While the shares of adults smoking and drinking excessively are slightly lower than their respective national averages, and the share of adults who are obese is in line with the national adult obesity rate, the share of state residents who lack health insurance is higher than the national share. About 10.8% of residents are uninsured compared to 9.2% of Americans nationwide. Research has shown that uninsured adults have worse access to care, receive poorer quality of care, and experience worse health outcomes than insured adults.

Source: peeterv / iStock via Getty Images

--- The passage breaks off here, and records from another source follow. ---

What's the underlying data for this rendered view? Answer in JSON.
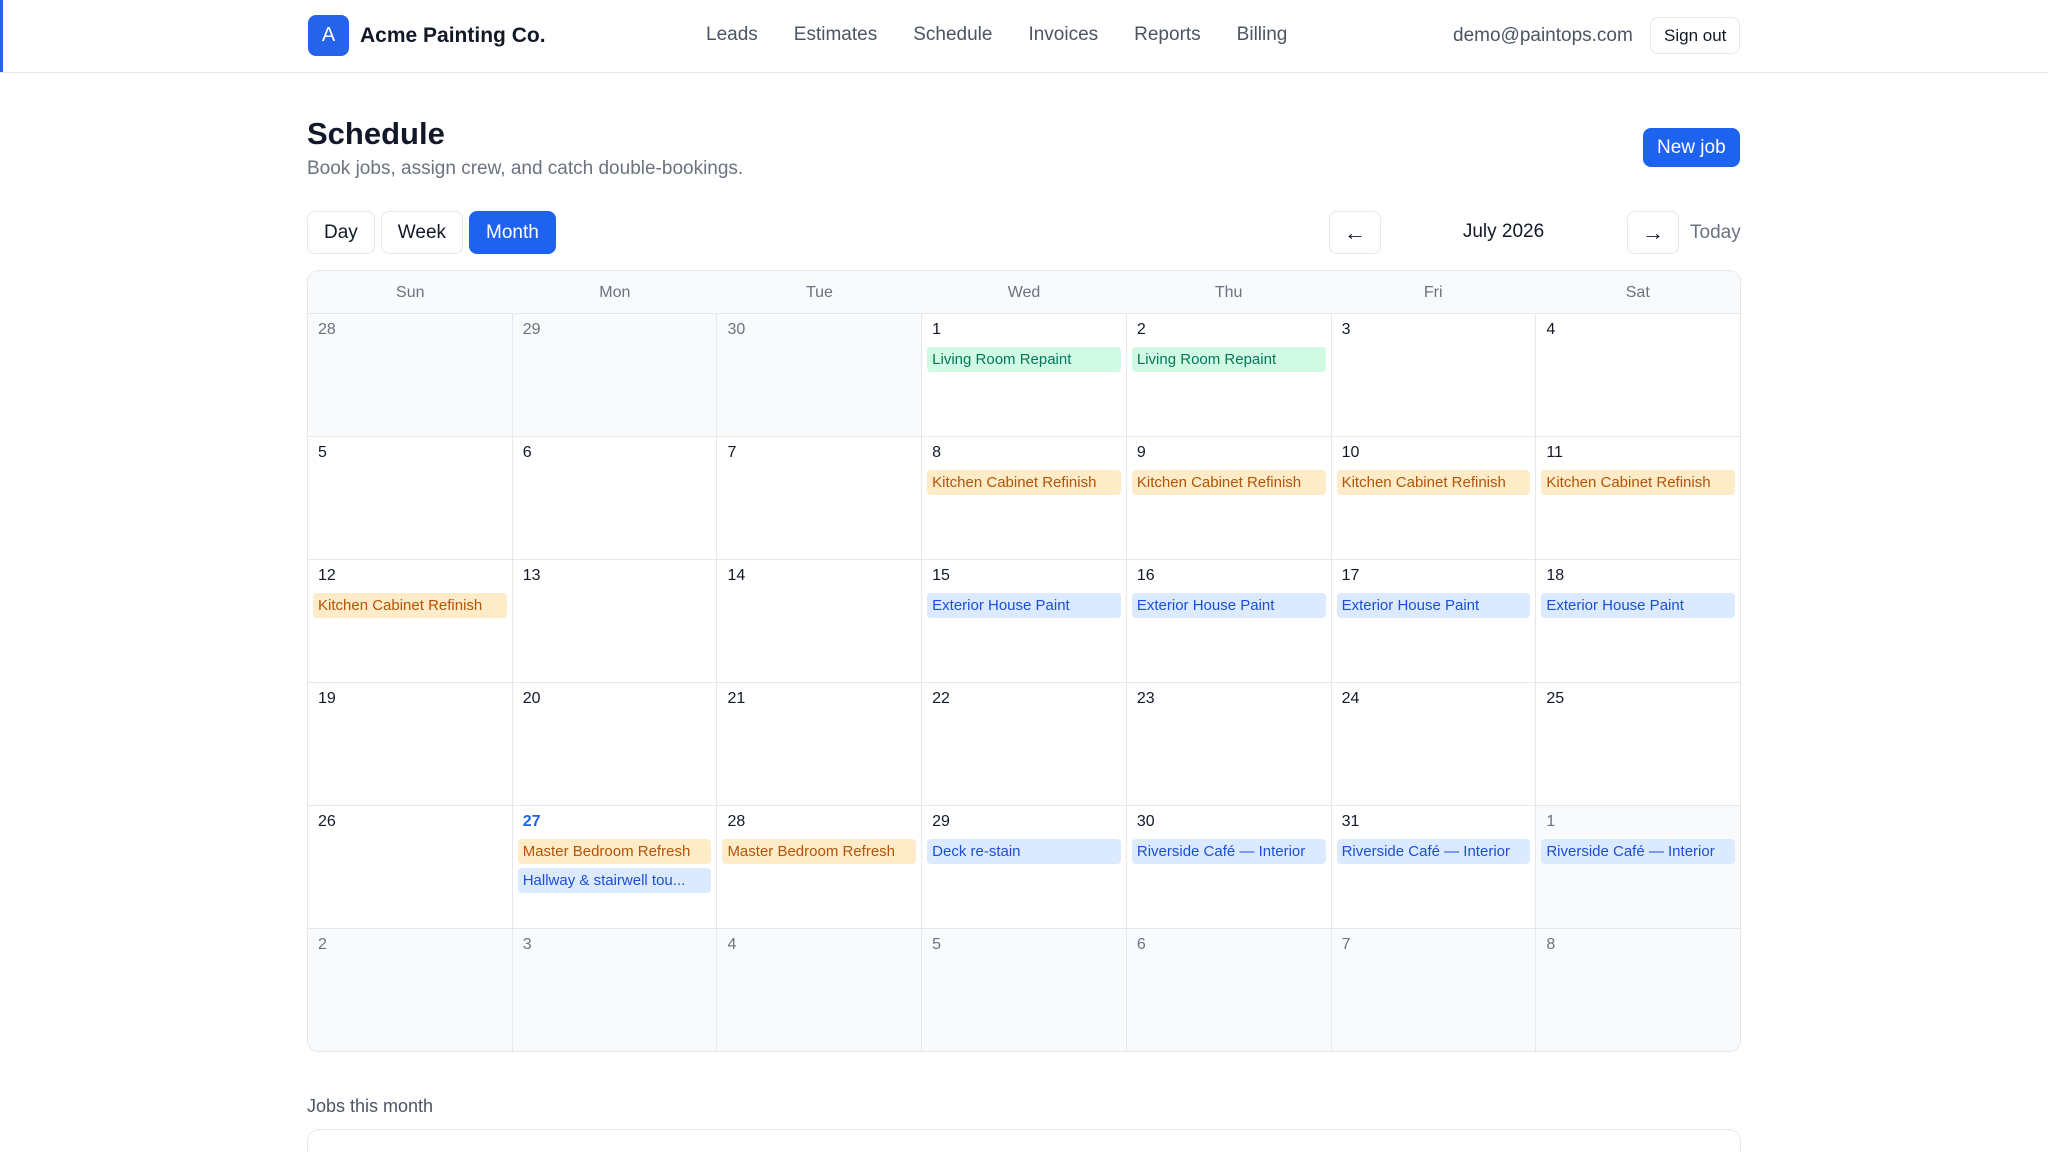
{
  "brand": {
    "logo_letter": "A",
    "name": "Acme Painting Co."
  },
  "nav": [
    {
      "label": "Leads"
    },
    {
      "label": "Estimates"
    },
    {
      "label": "Schedule"
    },
    {
      "label": "Invoices"
    },
    {
      "label": "Reports"
    },
    {
      "label": "Billing"
    }
  ],
  "user": {
    "email": "demo@paintops.com",
    "signout_label": "Sign out"
  },
  "page": {
    "title": "Schedule",
    "subtitle": "Book jobs, assign crew, and catch double-bookings.",
    "new_job_label": "New job"
  },
  "views": [
    {
      "label": "Day",
      "active": false
    },
    {
      "label": "Week",
      "active": false
    },
    {
      "label": "Month",
      "active": true
    }
  ],
  "month_nav": {
    "prev_icon": "←",
    "next_icon": "→",
    "label": "July 2026",
    "today_label": "Today"
  },
  "calendar": {
    "weekdays": [
      "Sun",
      "Mon",
      "Tue",
      "Wed",
      "Thu",
      "Fri",
      "Sat"
    ],
    "weeks": [
      [
        {
          "day": "28",
          "outside": true,
          "events": []
        },
        {
          "day": "29",
          "outside": true,
          "events": []
        },
        {
          "day": "30",
          "outside": true,
          "events": []
        },
        {
          "day": "1",
          "events": [
            {
              "label": "Living Room Repaint",
              "color": "green"
            }
          ]
        },
        {
          "day": "2",
          "events": [
            {
              "label": "Living Room Repaint",
              "color": "green"
            }
          ]
        },
        {
          "day": "3",
          "events": []
        },
        {
          "day": "4",
          "events": []
        }
      ],
      [
        {
          "day": "5",
          "events": []
        },
        {
          "day": "6",
          "events": []
        },
        {
          "day": "7",
          "events": []
        },
        {
          "day": "8",
          "events": [
            {
              "label": "Kitchen Cabinet Refinish",
              "color": "orange"
            }
          ]
        },
        {
          "day": "9",
          "events": [
            {
              "label": "Kitchen Cabinet Refinish",
              "color": "orange"
            }
          ]
        },
        {
          "day": "10",
          "events": [
            {
              "label": "Kitchen Cabinet Refinish",
              "color": "orange"
            }
          ]
        },
        {
          "day": "11",
          "events": [
            {
              "label": "Kitchen Cabinet Refinish",
              "color": "orange"
            }
          ]
        }
      ],
      [
        {
          "day": "12",
          "events": [
            {
              "label": "Kitchen Cabinet Refinish",
              "color": "orange"
            }
          ]
        },
        {
          "day": "13",
          "events": []
        },
        {
          "day": "14",
          "events": []
        },
        {
          "day": "15",
          "events": [
            {
              "label": "Exterior House Paint",
              "color": "blue"
            }
          ]
        },
        {
          "day": "16",
          "events": [
            {
              "label": "Exterior House Paint",
              "color": "blue"
            }
          ]
        },
        {
          "day": "17",
          "events": [
            {
              "label": "Exterior House Paint",
              "color": "blue"
            }
          ]
        },
        {
          "day": "18",
          "events": [
            {
              "label": "Exterior House Paint",
              "color": "blue"
            }
          ]
        }
      ],
      [
        {
          "day": "19",
          "events": []
        },
        {
          "day": "20",
          "events": []
        },
        {
          "day": "21",
          "events": []
        },
        {
          "day": "22",
          "events": []
        },
        {
          "day": "23",
          "events": []
        },
        {
          "day": "24",
          "events": []
        },
        {
          "day": "25",
          "events": []
        }
      ],
      [
        {
          "day": "26",
          "events": []
        },
        {
          "day": "27",
          "today": true,
          "events": [
            {
              "label": "Master Bedroom Refresh",
              "color": "orange"
            },
            {
              "label": "Hallway & stairwell tou...",
              "color": "blue"
            }
          ]
        },
        {
          "day": "28",
          "events": [
            {
              "label": "Master Bedroom Refresh",
              "color": "orange"
            }
          ]
        },
        {
          "day": "29",
          "events": [
            {
              "label": "Deck re-stain",
              "color": "blue"
            }
          ]
        },
        {
          "day": "30",
          "events": [
            {
              "label": "Riverside Café — Interior",
              "color": "blue"
            }
          ]
        },
        {
          "day": "31",
          "events": [
            {
              "label": "Riverside Café — Interior",
              "color": "blue"
            }
          ]
        },
        {
          "day": "1",
          "outside": true,
          "events": [
            {
              "label": "Riverside Café — Interior",
              "color": "blue"
            }
          ]
        }
      ],
      [
        {
          "day": "2",
          "outside": true,
          "events": []
        },
        {
          "day": "3",
          "outside": true,
          "events": []
        },
        {
          "day": "4",
          "outside": true,
          "events": []
        },
        {
          "day": "5",
          "outside": true,
          "events": []
        },
        {
          "day": "6",
          "outside": true,
          "events": []
        },
        {
          "day": "7",
          "outside": true,
          "events": []
        },
        {
          "day": "8",
          "outside": true,
          "events": []
        }
      ]
    ]
  },
  "jobs_section": {
    "title": "Jobs this month"
  },
  "colors": {
    "accent": "#1d63f0",
    "green_event": "#d1fae5",
    "orange_event": "#feecc8",
    "blue_event": "#dbeafe"
  }
}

23. South Dakota (tied)
> Life expectancy at birth in 2015: 79.4 years
> Increase in life expectancy, 1980-2014: 4.53 years — 22nd smallest increase
> Poverty rate: 11.9% — 23rd highest
> Adult obesity rate: 31.8% — 20th highest
> Adult smoking rate: 19.3% — 14th highest
> Adults in poor or fair health: 13.4% — 4th lowest

South Dakota’s average life expectancy at birth rank compared to other states has significantly declined, from the 13th highest life expectancy in 1980 to 22nd highest just 35 years later as the improvement in life expectancy was 22nd smallest.

Adults in the state report among the fewest mentally and physically unhealthy days a month. The state also has the fourth lowest share of adults who report being in poor health. The state has a percentage of alcohol-related deaths — 36.7% of driving deaths involve alcohol, the fourth highest share in the country.

Source: krblokhin / iStock via Getty Images

22. Virginia (tied)
> Life expectancy at birth in 2015: 79.4 years
> Increase in life expectancy, 1980-2014: 6.26 years — 5th largest increase
> Poverty rate: 9.9% — 11th lowest
> Adult obesity rate: 29.8% — 23rd lowest
> Adult smoking rate: 16.4% — 23rd lowest
> Adults in poor or fair health: 15.8% — 19th lowest

Compared to 1980, life expectancy at birth has risen in all states. The improvement in Virginia has been especially large. A Virginia newborn in 1980 was expected to live 73.1 years, the 15th lowest expectancy among states at that time. Today, the state’s life expectancy at birth of 79.4 years is in the higher half of states.

Virginia’s relatively long life expectancy at birth, while still lower than 21 states, can be attributed, in part, to high college attainment and high incomes in the state, both factors shown to improve health and life expectancy in populations. Of adults in the state, 39.6% have at least a bachelor’s degree, the sixth highest college attainment rate of all states. The typical household in the state has an annual income of $76.456, 10th highest in the nation.

Source: SWKrullImaging / iStock via Getty Images

21. Iowa (tied)
> Life expectancy at birth in 2015: 79.6 years
> Increase in life expectancy, 1980-2014: 3.90 years — 11th smallest increase
> Poverty rate: 11.2% — 21st lowest
> Adult obesity rate: 33.2% — 9th highest
> Adult smoking rate: 17.1% — 25th lowest
> Adults in poor or fair health: 14.5% — 11th lowest

Iowa had one of the smallest life expectancy improvements between 1980 and 2015, and as a result, its ranking dropped, from fifth highest in 1980 to 21st highest in 2015.

The Hawkeye State has a high adult obesity rate as well as a high excessive drinking rate. At 33.2%, Iowa’s adult obesity rate is the ninth highest among all states, and at 22.1%, Iowa’s share of adults who report excessive drinking is the third largest.